Data excerpts START

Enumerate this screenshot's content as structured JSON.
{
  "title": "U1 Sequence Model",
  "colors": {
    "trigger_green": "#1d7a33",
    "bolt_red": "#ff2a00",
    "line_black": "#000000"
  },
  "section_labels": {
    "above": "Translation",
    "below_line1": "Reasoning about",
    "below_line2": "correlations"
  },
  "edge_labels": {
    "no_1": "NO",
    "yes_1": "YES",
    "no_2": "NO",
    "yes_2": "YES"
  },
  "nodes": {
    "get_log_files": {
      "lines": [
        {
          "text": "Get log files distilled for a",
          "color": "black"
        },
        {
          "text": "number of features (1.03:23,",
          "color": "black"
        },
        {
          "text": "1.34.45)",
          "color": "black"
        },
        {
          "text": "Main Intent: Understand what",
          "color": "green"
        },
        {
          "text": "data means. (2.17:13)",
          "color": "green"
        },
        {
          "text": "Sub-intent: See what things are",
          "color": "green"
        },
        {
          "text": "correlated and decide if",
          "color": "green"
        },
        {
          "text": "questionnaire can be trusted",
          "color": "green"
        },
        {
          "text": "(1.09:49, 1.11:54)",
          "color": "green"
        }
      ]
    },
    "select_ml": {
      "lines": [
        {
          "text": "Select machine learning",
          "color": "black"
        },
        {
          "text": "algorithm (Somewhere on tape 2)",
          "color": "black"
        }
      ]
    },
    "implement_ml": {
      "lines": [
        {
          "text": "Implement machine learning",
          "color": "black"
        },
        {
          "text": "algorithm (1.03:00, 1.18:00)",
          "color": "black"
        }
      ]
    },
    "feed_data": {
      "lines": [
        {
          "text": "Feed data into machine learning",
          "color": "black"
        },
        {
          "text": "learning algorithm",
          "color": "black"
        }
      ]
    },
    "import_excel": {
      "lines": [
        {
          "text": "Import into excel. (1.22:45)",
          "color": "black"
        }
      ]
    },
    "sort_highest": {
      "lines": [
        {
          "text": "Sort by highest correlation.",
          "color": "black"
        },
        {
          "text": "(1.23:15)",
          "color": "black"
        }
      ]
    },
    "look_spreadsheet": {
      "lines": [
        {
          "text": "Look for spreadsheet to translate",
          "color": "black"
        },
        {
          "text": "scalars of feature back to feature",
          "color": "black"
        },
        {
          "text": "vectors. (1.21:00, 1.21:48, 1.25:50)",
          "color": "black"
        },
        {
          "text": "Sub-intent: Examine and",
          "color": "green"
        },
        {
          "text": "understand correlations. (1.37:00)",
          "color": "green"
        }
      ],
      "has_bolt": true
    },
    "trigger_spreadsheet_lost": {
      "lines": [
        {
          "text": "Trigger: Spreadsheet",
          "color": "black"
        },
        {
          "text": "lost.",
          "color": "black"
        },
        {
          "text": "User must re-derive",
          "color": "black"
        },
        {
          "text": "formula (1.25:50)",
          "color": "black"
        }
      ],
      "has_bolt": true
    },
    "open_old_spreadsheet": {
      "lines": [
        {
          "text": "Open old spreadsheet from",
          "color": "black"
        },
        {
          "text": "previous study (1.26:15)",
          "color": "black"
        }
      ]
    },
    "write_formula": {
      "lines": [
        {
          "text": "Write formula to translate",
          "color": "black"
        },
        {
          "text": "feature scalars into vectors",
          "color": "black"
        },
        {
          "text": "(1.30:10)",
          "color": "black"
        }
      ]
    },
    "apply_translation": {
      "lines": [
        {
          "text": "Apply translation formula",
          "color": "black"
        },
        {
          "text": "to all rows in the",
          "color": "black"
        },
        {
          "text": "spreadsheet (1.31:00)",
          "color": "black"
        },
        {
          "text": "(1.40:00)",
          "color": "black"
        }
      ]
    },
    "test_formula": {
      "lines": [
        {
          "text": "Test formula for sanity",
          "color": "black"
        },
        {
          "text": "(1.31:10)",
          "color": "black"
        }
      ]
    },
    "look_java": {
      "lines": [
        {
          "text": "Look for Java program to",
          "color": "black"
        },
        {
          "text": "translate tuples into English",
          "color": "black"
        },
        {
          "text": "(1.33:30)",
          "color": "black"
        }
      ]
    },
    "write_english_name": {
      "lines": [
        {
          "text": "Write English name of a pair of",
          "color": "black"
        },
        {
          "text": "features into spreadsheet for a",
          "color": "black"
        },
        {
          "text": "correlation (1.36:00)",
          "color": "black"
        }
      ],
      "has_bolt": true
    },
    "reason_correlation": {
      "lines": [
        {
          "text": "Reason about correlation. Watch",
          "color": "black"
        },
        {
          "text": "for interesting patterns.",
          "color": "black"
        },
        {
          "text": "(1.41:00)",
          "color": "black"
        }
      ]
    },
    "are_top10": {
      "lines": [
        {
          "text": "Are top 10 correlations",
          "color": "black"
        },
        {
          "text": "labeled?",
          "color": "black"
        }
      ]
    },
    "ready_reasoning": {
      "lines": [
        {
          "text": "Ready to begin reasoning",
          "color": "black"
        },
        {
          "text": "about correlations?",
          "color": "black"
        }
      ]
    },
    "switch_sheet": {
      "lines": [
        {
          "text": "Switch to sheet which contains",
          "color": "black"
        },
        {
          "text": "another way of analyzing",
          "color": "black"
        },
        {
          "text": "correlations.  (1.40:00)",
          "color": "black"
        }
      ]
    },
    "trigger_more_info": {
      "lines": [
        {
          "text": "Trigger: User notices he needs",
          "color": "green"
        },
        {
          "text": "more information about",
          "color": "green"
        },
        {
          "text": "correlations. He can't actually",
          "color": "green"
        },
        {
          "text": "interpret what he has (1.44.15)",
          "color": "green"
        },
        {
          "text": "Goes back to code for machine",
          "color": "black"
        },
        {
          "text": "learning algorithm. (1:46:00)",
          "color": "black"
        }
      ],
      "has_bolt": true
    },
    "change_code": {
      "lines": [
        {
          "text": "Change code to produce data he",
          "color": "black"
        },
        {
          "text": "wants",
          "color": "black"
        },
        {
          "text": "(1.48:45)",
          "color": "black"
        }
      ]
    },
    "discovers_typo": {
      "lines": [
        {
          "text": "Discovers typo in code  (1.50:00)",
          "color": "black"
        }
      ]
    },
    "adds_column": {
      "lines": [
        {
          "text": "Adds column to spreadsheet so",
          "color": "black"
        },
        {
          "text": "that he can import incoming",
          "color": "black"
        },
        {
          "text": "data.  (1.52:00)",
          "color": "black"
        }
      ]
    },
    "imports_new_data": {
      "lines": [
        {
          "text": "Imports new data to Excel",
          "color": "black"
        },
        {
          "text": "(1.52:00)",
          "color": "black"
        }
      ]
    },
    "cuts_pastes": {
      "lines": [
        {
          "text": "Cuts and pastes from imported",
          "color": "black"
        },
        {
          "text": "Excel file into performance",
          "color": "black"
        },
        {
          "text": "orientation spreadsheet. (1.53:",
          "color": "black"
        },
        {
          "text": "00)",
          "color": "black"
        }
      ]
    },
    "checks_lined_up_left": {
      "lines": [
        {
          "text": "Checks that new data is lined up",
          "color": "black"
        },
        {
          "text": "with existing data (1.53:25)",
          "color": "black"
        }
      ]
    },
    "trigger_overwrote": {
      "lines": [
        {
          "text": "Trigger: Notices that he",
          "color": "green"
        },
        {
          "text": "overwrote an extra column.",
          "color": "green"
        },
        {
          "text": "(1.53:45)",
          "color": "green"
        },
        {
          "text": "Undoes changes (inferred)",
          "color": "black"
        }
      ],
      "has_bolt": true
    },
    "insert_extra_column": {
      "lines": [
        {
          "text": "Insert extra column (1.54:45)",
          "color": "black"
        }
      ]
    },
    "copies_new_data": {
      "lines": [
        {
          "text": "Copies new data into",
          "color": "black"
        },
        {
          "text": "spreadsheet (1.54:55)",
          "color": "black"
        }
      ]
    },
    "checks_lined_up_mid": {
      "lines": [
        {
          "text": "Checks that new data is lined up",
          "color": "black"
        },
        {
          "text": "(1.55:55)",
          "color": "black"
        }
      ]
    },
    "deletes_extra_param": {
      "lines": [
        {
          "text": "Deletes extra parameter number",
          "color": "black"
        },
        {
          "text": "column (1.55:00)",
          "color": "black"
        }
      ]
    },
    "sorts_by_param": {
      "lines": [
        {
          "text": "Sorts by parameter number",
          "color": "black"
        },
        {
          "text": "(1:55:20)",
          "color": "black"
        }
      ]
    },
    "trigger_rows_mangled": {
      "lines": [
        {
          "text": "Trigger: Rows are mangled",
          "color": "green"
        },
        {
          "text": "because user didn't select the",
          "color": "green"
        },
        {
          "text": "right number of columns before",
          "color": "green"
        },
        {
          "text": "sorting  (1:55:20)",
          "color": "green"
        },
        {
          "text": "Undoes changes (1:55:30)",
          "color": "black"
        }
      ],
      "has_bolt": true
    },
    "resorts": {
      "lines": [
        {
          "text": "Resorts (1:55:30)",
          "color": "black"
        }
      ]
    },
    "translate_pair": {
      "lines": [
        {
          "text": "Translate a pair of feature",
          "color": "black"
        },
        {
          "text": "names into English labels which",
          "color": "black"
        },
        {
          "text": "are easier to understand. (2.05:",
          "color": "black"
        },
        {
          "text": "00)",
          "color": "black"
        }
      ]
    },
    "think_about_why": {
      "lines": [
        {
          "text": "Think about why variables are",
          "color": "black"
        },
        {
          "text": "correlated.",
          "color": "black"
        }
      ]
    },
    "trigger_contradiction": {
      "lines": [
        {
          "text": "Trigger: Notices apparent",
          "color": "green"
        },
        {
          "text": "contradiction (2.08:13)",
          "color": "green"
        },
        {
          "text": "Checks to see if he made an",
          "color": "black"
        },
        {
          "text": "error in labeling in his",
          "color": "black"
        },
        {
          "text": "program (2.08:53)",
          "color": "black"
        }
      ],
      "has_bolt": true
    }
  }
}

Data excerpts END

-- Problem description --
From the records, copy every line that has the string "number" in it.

-- Completed exercise --
          "text": "number of features (1.03:23,",
          "text": "Deletes extra parameter number",
          "text": "Sorts by parameter number",
          "text": "right number of columns before",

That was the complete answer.